How to calculate the neutrons
Neutrons are subatomic particles that play an essential role in the structure and stability of the atomic nucleus. They are vital for understanding various aspects of atomic theory, nuclear chemistry, and particle physics. This article will provide a step-by-step guide on how to calculate the number of neutrons in an atom.
Understanding Atomic Structure
Before diving into the calculations, it is important to understand the basic structure of atoms. An atom consists of three fundamental particles: protons, neutrons, and electrons. Protons and neutrons are located in the nucleus at the center of the atom, while electrons orbit in specific energy levels around the nucleus.

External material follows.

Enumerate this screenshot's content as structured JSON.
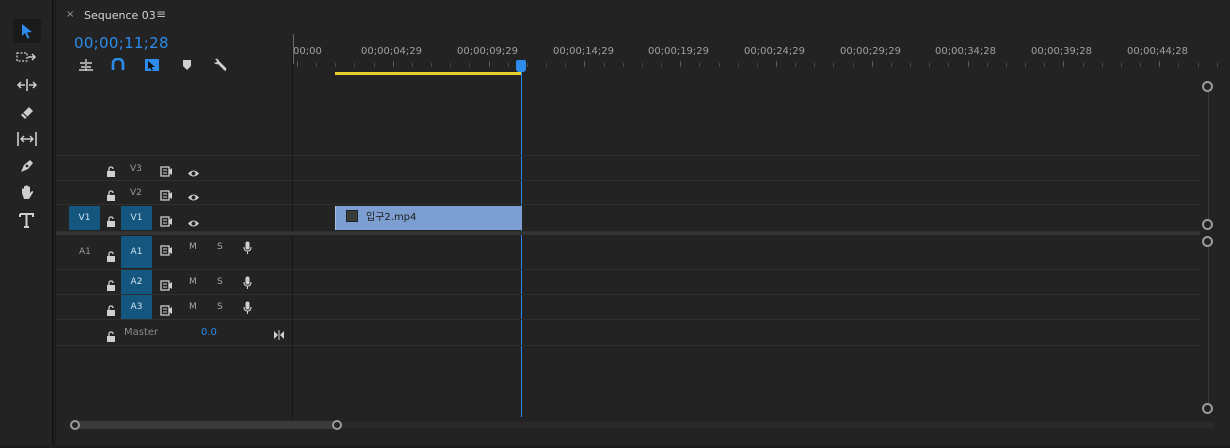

Protons have a positive charge, electrons have a negative charge, and neutrons are neutral with no charge. The number of protons in an atom is called the atomic number (also represented as Z), which determines the element’s identity. The sum of protons and neutrons present in an atom’s nucleus is known as its mass number (sometimes indicated as A).
Calculating Neutrons: Step-by-Step Guide
Step 1: Determine Atomic Number (Z)
Find out or look up the atomic number of the element you are working with. You can refer to the periodic table that lists all known elements along with their atomic numbers. For example, carbon has an atomic number of 6.
Step 2: Identify Mass Number (A)
In many cases, you will be given this information directly. If not, identify the isotope of interest or use the most abundant isotope as your reference. You can find isotope mass numbers in a comprehensive list of isotopes or derive them using knowledge about isotopic abundances and atomic masses.
For example, carbon has two stable isotopes: Carbon-12 with a mass number of 12 and Carbon-13 with a mass number of 13.
Step 3: Calculate Neutrons (N)
To calculate the number of neutrons, subtract the atomic number from the mass number (N = A –
Z). The resulting value will give you the total neutrons in an atom of that specific element and isotope.
Using the carbon-12 example: N = 12 – 6 = 6
Carbon-12 has six neutrons.
For carbon-13: N = 13 – 6 = 7
Carbon-13 has seven neutrons.
Understanding how to calculate the number of neutrons in an atom is pivotal for gaining insight into atomic structure and properties. By following these simple steps, one can easily evaluate the neutron count for various elements and isotopes. As you become more familiar with the process, you will enhance your knowledge of atomic concepts and deepen your appreciation for the world of chemistry and physics.